A change in coaching personnel saw the youngster called up to the Slovenia U-21 side and he received his first international cap in 2012. Slovenia supporters will be hoping the 22-year-old with the eye-catching hair can have a hand in more fantastic goals to see his side have a chance of reaching Brazil.
Down to the wire
Indeed, Slovenia’s is an incredibly tight World Cup qualifying group, with five of the six teams involved still able to reach the finals next summer. Katanec’s side host Norway next week, who are one point behind Handanovic and co, before travelling to Bern for a showdown with group leaders Switzerland. The Swiss may have already assured themselves of a place at next summer’s festival of football by the time the pair meet, but Katanec will certainly not be taking anything for granted.
Slovenia reached South Africa by knocking out much-fancied Russia in the play-offs on away goals and, if Katanec’s squad was to reach the play-offs this time out, they would certainly be among the dark horses for qualification.
Their highest FIFA/Coca-Cola World Ranking was 15th, coming on the back of their steady performance at the World Cup in South Africa.
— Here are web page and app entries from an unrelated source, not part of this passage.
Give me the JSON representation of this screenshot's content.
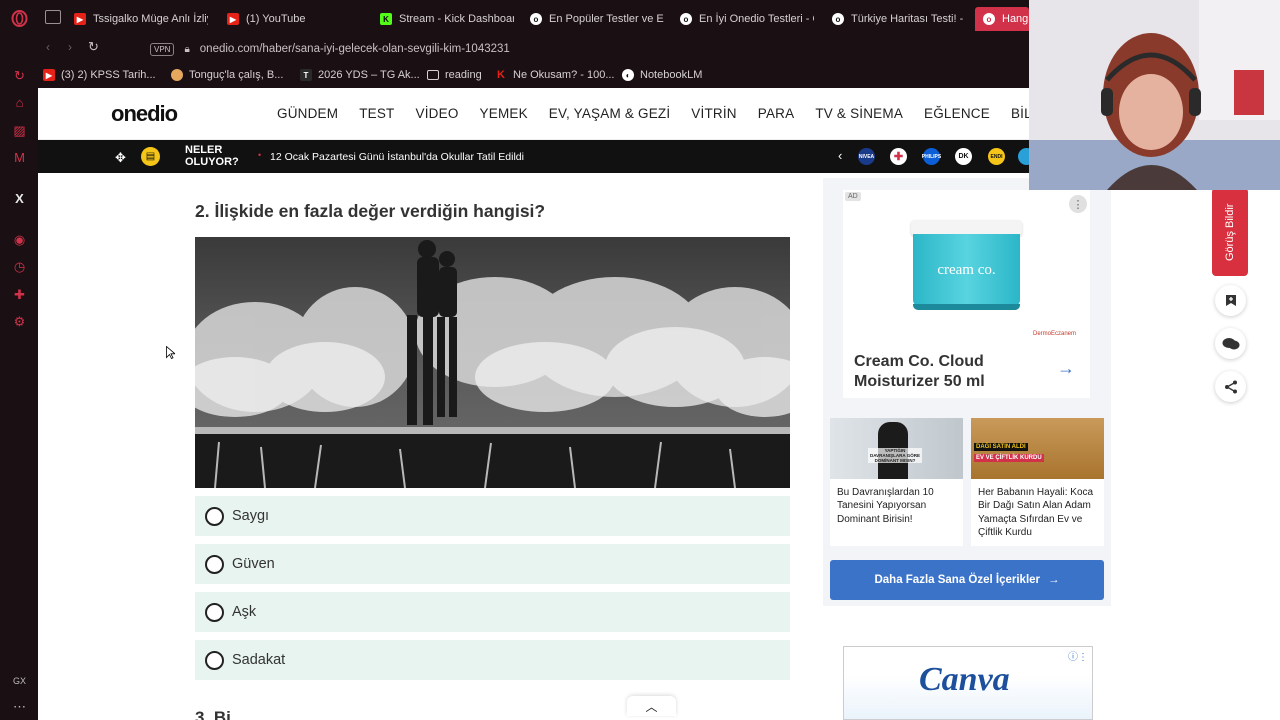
{
  "browser": {
    "accent": "#d2314a",
    "tabs": [
      {
        "label": "Tssigalko Müge Anlı İzliy",
        "icon": "youtube-icon",
        "color": "#e62117"
      },
      {
        "label": "(1) YouTube",
        "icon": "youtube-icon",
        "color": "#e62117"
      },
      {
        "label": "Stream - Kick Dashboar",
        "icon": "kick-icon",
        "color": "#53fc18"
      },
      {
        "label": "En Popüler Testler ve E",
        "icon": "onedio-icon",
        "color": "#ffffff"
      },
      {
        "label": "En İyi Onedio Testleri - O",
        "icon": "onedio-icon",
        "color": "#ffffff"
      },
      {
        "label": "Türkiye Haritası Testi! -",
        "icon": "onedio-icon",
        "color": "#ffffff"
      },
      {
        "label": "Hangi",
        "icon": "onedio-icon",
        "color": "#ffffff"
      }
    ],
    "vpn_label": "VPN",
    "url": "onedio.com/haber/sana-iyi-gelecek-olan-sevgili-kim-1043231",
    "bookmarks": [
      {
        "label": "(3) 2) KPSS Tarih...",
        "icon": "youtube-icon"
      },
      {
        "label": "Tonguç'la çalış, B...",
        "icon": "tonguc-icon"
      },
      {
        "label": "2026 YDS – TG Ak...",
        "icon": "tg-icon"
      },
      {
        "label": "reading",
        "icon": "folder-icon"
      },
      {
        "label": "Ne Okusam? - 100...",
        "icon": "kindle-icon"
      },
      {
        "label": "NotebookLM",
        "icon": "notebooklm-icon"
      }
    ],
    "gx_label": "GX"
  },
  "site": {
    "logo": "onedio",
    "nav": [
      "GÜNDEM",
      "TEST",
      "VİDEO",
      "YEMEK",
      "EV, YAŞAM & GEZİ",
      "VİTRİN",
      "PARA",
      "TV & SİNEMA",
      "EĞLENCE",
      "BİLGİSA"
    ],
    "ticker": {
      "heading_line1": "NELER",
      "heading_line2": "OLUYOR?",
      "headline": "12 Ocak Pazartesi Günü İstanbul'da Okullar Tatil Edildi",
      "brands": [
        "NIVEA",
        "",
        "PHILIPS",
        "DK",
        "ENDI",
        ""
      ]
    }
  },
  "quiz": {
    "question": "2. İlişkide en fazla değer verdiğin hangisi?",
    "options": [
      "Saygı",
      "Güven",
      "Aşk",
      "Sadakat"
    ],
    "next_question_partial": "3. Bi"
  },
  "sidebar": {
    "ad_badge": "AD",
    "ad_product_label": "cream co.",
    "ad_title": "Cream Co. Cloud Moisturizer 50 ml",
    "ad_seller": "DermoEczanem",
    "recommendations": [
      {
        "title": "Bu Davranışlardan 10 Tanesini Yapıyorsan Dominant Birisin!",
        "thumb_text": "YAPTIĞIN DAVRANIŞLARA GÖRE DOMİNANT MISIN?"
      },
      {
        "title": "Her Babanın Hayali: Koca Bir Dağı Satın Alan Adam Yamaçta Sıfırdan Ev ve Çiftlik Kurdu",
        "thumb_text_1": "DAĞI SATIN ALDI",
        "thumb_text_2": "EV VE ÇİFTLİK KURDU"
      }
    ],
    "more_button": "Daha Fazla Sana Özel İçerikler",
    "canva_logo": "Canva"
  },
  "floating": {
    "feedback_label": "Görüş Bildir"
  }
}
Katanec and his charges will be dreaming of qualifying for next summer’s finals, and – for a side that sank to 56th as recently as March this year - another high ranking would be sure to follow.
Calculation of points for a single match
P = M x I x T x C
M: points for Match result
Teams gain 3 points for a victory, 1 point for a draw and 0 points for a defeat. In a penalty shoot-out, the winning team gains 2 points and the losing team gains 1 point.
I: Importance of match
Friendly match (including small competitions): I = 1.0
FIFA World Cup™ qualifier or confederation-level qualifier: I = 2.5
Confederation-level final competition or FIFA Confederations Cup: I = 3.0
FIFA World Cup™ final competition: I = 4.0
T: strength of opposing Team
The strength of the opponents is based on the formula: 200 – the ranking position of the opponents.As an exception to this formula, the team at the top of the ranking is always assigned the value 200 and the teams ranked 150th and below are assigned a minimum value of 50. The ranking position is taken from the opponents’ ranking in the most recently published FIFA/Coca-Cola World Ranking.
C: strength of Confederation
When calculating matches between teams from different confederations, the mean value of the confederations to which the two competing teams belong is used. The strength of a confederation is calculated on the basis of the number of victories by that confederation at the last three FIFA World Cup™ competitions (see following page). Their values are as follows:
|Points Last Month|
|SVN - CAN||1:0||3||1||89||0.94||250.98|
|Points outside Ranking calculation|
|SVN - RUS||1:0||3||2.5||188||1||1410|
|RUS - SVN||2:1||0||2.5||188||1||0|